Is your sunscreen killing the ocean?


Some of the ingredients in sunscreen are proven to be killing coral reefs. Source: Shutterstock

THE basic rules of the beach are: don’t swim directly after you’ve eaten, don’t go too far out to sea and top up on sunscreen as often as possible.

Swimming after eating is so parents can grab an hour’s rest without having to watch out for their kids – everyone knows that.

Staying close to shore is for safety – that’s fine.

And applying sunscreen is to protect our skin from ultraviolet (UVA and UVB) rays, also very sensible.

But hold up… have you ever wondered what the dozens of chemicals in sun lotion may be doing to the world’s oceans?

Recent studies indicate some of the chemical ingredients commonly used in sunscreen are having a harmful effect on the ocean’s coral reefs and marine life.

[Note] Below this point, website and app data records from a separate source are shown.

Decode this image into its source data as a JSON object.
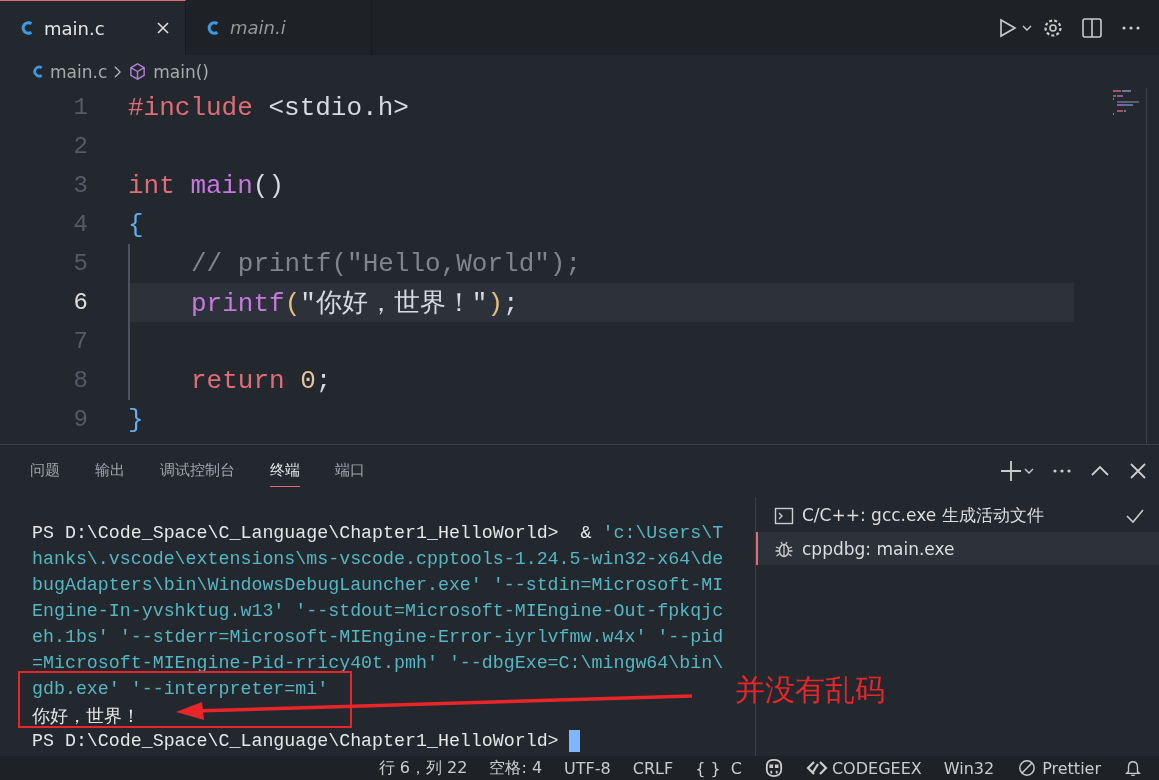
{
  "editor_tabs": [
    {
      "label": "main.c",
      "selected": true,
      "italic": false,
      "closable": true
    },
    {
      "label": "main.i",
      "selected": false,
      "italic": true,
      "closable": false
    }
  ],
  "breadcrumbs": [
    {
      "label": "main.c",
      "kind": "file"
    },
    {
      "label": "main()",
      "kind": "symbol"
    }
  ],
  "code_lines": [
    {
      "number": "1",
      "current": false,
      "indent": false,
      "tokens": [
        {
          "text": "#include",
          "kind": "keyword"
        },
        {
          "text": " <stdio.h>",
          "kind": "plain"
        }
      ]
    },
    {
      "number": "2",
      "current": false,
      "indent": false
    },
    {
      "number": "3",
      "current": false,
      "indent": false,
      "tokens": [
        {
          "text": "int",
          "kind": "keyword"
        },
        {
          "text": " main",
          "kind": "function"
        },
        {
          "text": "()",
          "kind": "plain"
        }
      ]
    },
    {
      "number": "4",
      "current": false,
      "indent": false,
      "tokens": [
        {
          "text": "{",
          "kind": "brace"
        }
      ]
    },
    {
      "number": "5",
      "current": false,
      "indent": true,
      "tokens": [
        {
          "text": "// printf(\"Hello,World\");",
          "kind": "comment"
        }
      ]
    },
    {
      "number": "6",
      "current": true,
      "indent": true,
      "tokens": [
        {
          "text": "printf",
          "kind": "function"
        },
        {
          "text": "(",
          "kind": "paren"
        },
        {
          "text": "\"你好，世界！\"",
          "kind": "string"
        },
        {
          "text": ")",
          "kind": "paren"
        },
        {
          "text": ";",
          "kind": "plain"
        }
      ]
    },
    {
      "number": "7",
      "current": false,
      "indent": true
    },
    {
      "number": "8",
      "current": false,
      "indent": true,
      "tokens": [
        {
          "text": "return",
          "kind": "keyword"
        },
        {
          "text": " 0",
          "kind": "number"
        },
        {
          "text": ";",
          "kind": "plain"
        }
      ]
    },
    {
      "number": "9",
      "current": false,
      "indent": false,
      "tokens": [
        {
          "text": "}",
          "kind": "brace"
        }
      ]
    }
  ],
  "panel_tabs": [
    {
      "label": "问题",
      "selected": false
    },
    {
      "label": "输出",
      "selected": false
    },
    {
      "label": "调试控制台",
      "selected": false
    },
    {
      "label": "终端",
      "selected": true
    },
    {
      "label": "端口",
      "selected": false
    }
  ],
  "terminal_lines": [
    [
      {
        "text": "PS D:\\Code_Space\\C_Language\\Chapter1_HelloWorld>  & ",
        "kind": "plain"
      },
      {
        "text": "'c:\\Users\\T",
        "kind": "string"
      }
    ],
    [
      {
        "text": "hanks\\.vscode\\extensions\\ms-vscode.cpptools-1.24.5-win32-x64\\de",
        "kind": "string"
      }
    ],
    [
      {
        "text": "bugAdapters\\bin\\WindowsDebugLauncher.exe' '--stdin=Microsoft-MI",
        "kind": "string"
      }
    ],
    [
      {
        "text": "Engine-In-yvshktug.w13' '--stdout=Microsoft-MIEngine-Out-fpkqjc",
        "kind": "string"
      }
    ],
    [
      {
        "text": "eh.1bs' '--stderr=Microsoft-MIEngine-Error-iyrlvfmw.w4x' '--pid",
        "kind": "string"
      }
    ],
    [
      {
        "text": "=Microsoft-MIEngine-Pid-rricy40t.pmh' '--dbgExe=C:\\mingw64\\bin\\",
        "kind": "string"
      }
    ],
    [
      {
        "text": "gdb.exe' '--interpreter=mi'",
        "kind": "string"
      }
    ],
    [
      {
        "text": "你好，世界！",
        "kind": "output"
      }
    ],
    [
      {
        "text": "PS D:\\Code_Space\\C_Language\\Chapter1_HelloWorld>",
        "kind": "plain"
      }
    ]
  ],
  "terminal_list": [
    {
      "label": "C/C++: gcc.exe 生成活动文件",
      "kind": "task",
      "checked": true,
      "selected": false
    },
    {
      "label": "cppdbg: main.exe",
      "kind": "debug",
      "checked": false,
      "selected": true
    }
  ],
  "annotation": {
    "text": "并没有乱码",
    "color": "#e8262a"
  },
  "status_bar": [
    {
      "text": "行 6，列 22",
      "kind": "text"
    },
    {
      "text": "空格: 4",
      "kind": "text"
    },
    {
      "text": "UTF-8",
      "kind": "text"
    },
    {
      "text": "CRLF",
      "kind": "text"
    },
    {
      "text": "{ }  C",
      "kind": "text"
    },
    {
      "kind": "copilot"
    },
    {
      "text": "CODEGEEX",
      "kind": "codegeex"
    },
    {
      "text": "Win32",
      "kind": "text"
    },
    {
      "text": "Prettier",
      "kind": "prettier"
    },
    {
      "kind": "bell"
    }
  ]
}
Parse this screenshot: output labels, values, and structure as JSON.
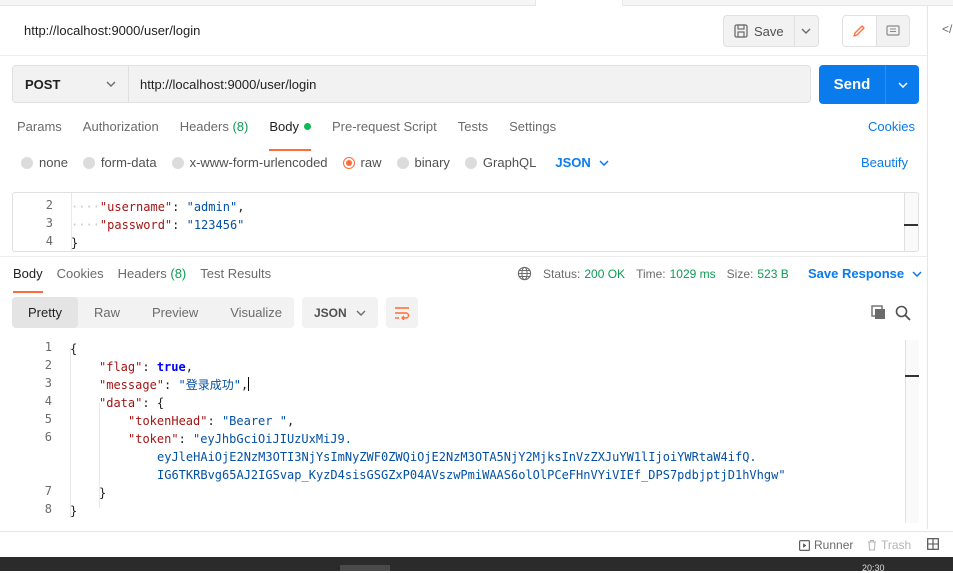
{
  "header": {
    "title": "http://localhost:9000/user/login",
    "save_label": "Save"
  },
  "request": {
    "method": "POST",
    "url": "http://localhost:9000/user/login",
    "send_label": "Send"
  },
  "request_tabs": {
    "params": "Params",
    "authorization": "Authorization",
    "headers": "Headers",
    "headers_count": "(8)",
    "body": "Body",
    "pre_request": "Pre-request Script",
    "tests": "Tests",
    "settings": "Settings",
    "cookies": "Cookies"
  },
  "body_types": {
    "none": "none",
    "form_data": "form-data",
    "urlencoded": "x-www-form-urlencoded",
    "raw": "raw",
    "binary": "binary",
    "graphql": "GraphQL",
    "format": "JSON",
    "beautify": "Beautify",
    "selected": "raw"
  },
  "request_body": {
    "lines": [
      {
        "num": "2",
        "key": "\"username\"",
        "value": "\"admin\"",
        "tail": ","
      },
      {
        "num": "3",
        "key": "\"password\"",
        "value": "\"123456\"",
        "tail": ""
      },
      {
        "num": "4",
        "text": "}"
      }
    ]
  },
  "response_tabs": {
    "body": "Body",
    "cookies": "Cookies",
    "headers": "Headers",
    "headers_count": "(8)",
    "test_results": "Test Results"
  },
  "response_meta": {
    "status_label": "Status:",
    "status_value": "200 OK",
    "time_label": "Time:",
    "time_value": "1029 ms",
    "size_label": "Size:",
    "size_value": "523 B",
    "save_response": "Save Response"
  },
  "response_view": {
    "pretty": "Pretty",
    "raw": "Raw",
    "preview": "Preview",
    "visualize": "Visualize",
    "format": "JSON"
  },
  "response_body": {
    "line_numbers": [
      "1",
      "2",
      "3",
      "4",
      "5",
      "6",
      "7",
      "8"
    ],
    "open_brace": "{",
    "flag_key": "\"flag\"",
    "flag_value": "true",
    "message_key": "\"message\"",
    "message_value": "\"登录成功\"",
    "data_key": "\"data\"",
    "data_open": "{",
    "token_head_key": "\"tokenHead\"",
    "token_head_value": "\"Bearer \"",
    "token_key": "\"token\"",
    "token_line1": "\"eyJhbGciOiJIUzUxMiJ9.",
    "token_line2": "eyJleHAiOjE2NzM3OTI3NjYsImNyZWF0ZWQiOjE2NzM3OTA5NjY2MjksInVzZXJuYW1lIjoiYWRtaW4ifQ.",
    "token_line3": "IG6TKRBvg65AJ2IGSvap_KyzD4sisGSGZxP04AVszwPmiWAAS6olOlPCeFHnVYiVIEf_DPS7pdbjptjD1hVhgw\"",
    "data_close": "}",
    "close_brace": "}"
  },
  "status_bar": {
    "runner": "Runner",
    "trash": "Trash"
  },
  "taskbar": {
    "clock": "20:30"
  },
  "right_rail": {
    "code_label": "</"
  },
  "colors": {
    "accent_orange": "#ff6c37",
    "primary_blue": "#097bed",
    "status_green": "#0e9b52"
  }
}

Despite coral reefs covering just 0.2 percent of the seabed, it is believed these crucial and irreplaceable ecosystems are home to over 25 percent of the ocean’s marine life.

Findings by Raw Elements, a Hawaii-based sunscreen company, say 40 percent of both Hawaii’s and the Great Barrier Reef’s coral has suffered bleaching, while the Caribbean only has 15 percent of non-bleached coral left and Florida Keys has as little as one percent left.

Why? Sunscreen is one of the reasons.

According to Peggy Orenstein at The New York Times, up to 14,000 tons of sunscreen is deposited in the oceans and absorbed by coral reefs annually. This is the equivalent of around 32 million bottles of sunscreen being dumped into the sea each year.

The absorption adds to the irreversible bleaching and destruction of these delicate and vital aquatic ranges. And the result is the death of precious marine life, which in turn disrupts the ocean’s complex ecosystem and harms the tourism industry.

One of the most harmful polluting chemicals found in most big brand sunscreens is oxybenzone.

While it protects human skin from burning, it bleaches coral and slows down any chance of recovery.

In 2008, a group of researchers set about investigating what different chemicals found in sunscreen are doing to the ocean and its marine life.

Published in Environmental Health Perspectives, the investigation found even a small amount of sunscreen applied to human hands and then dipped in water containing coral, resulted in fully-bleached coral in just 96-hours.

So, you can imagine what 14,000 tons of sunscreen is doing to the remaining reefs every year.

Despite works to transplant thriving coral to dying sites, these efforts alone cannot prevent the decline of these once vibrant ecosystems, unless the world’s population chip in to help.

There are ways individuals can give back to the oceans they swim in, the beaches they lounge on and the ecosystems they rely on. Here’s how:

First of all, avoid sunscreen with these harmful ingredients:

  • Oxybenzone – accelerates coral bleaching and can alter human hormone levels.
  • Octinoxate – this may show as natural, but it’s not. It is made by mixing sulfuric acid with methanol, two ingredients which cause irreversible coral bleaching.
  • Butylparabenadded to preserve sunscreen but toxic to marine life.

The extensive list can be found on the Raw Essentials website.

Do look for these ingredients:

  • Non-nano titanium dioxidea natural mineral found in the earth and non-harmful to humans.
  • Non-nano zinc oxidea powdered natural mineral ingredient used to deflect the sun which will not be absorbed by coral. It is also found in calamine lotion and nappy rash cream.

These ingredients will likely appear in natural and organic products.

It’s worth remembering chemical-filled sunscreens need 15 to 20 minutes of activation time before they protect you. Whereas natural sunscreen formulas work straight away.

However, the Environmental Health Perspectives study also found that on average, 25 percent of sunscreen applied to skin washes off in the water within 20 minutes of submersion anyway.

Essentially, the brightest way to offset your damaging footprint in the ocean and protect yourself immediately is to invest in protective swimwear and beach accessories such as a UV-resistant swim shirt and a broad sunhat.

“So you wear the UPF sun-shirt and then you apply sunscreen to your face, neck, the back of your hands, behind your ears. Think of how much less sunscreen you are using,” Dr Craig A. Downs, Ph.D. executive director of Haereticus Environmental Laboratory, recently told Travel and Leisure.

The best sunscreens on the market that give you good protection and don’t cause harm to the environment include:

Sunscreen seems to be becoming a double-edged sword. On one hand, we need to protect ourselves from potentially damaging UV rays but on the other, many of the beloved brands commonly used are having a detrimental effect on the ocean.

There is no doubt the sunscreen debate will continue to be the focus among marine biologists and environmental scientists.

But on the level of mere beachgoers, sunbathers, and snorkelers, remember we can make a significant change.

Simply buy a recommended, non-harmful sunscreen and a decent protective rash vest and help the figure of 14,000 tons of toxic product entering our oceans fall to a minimum even non-existent amount.

With any hope, our reefs may spring back to life – but action must start now.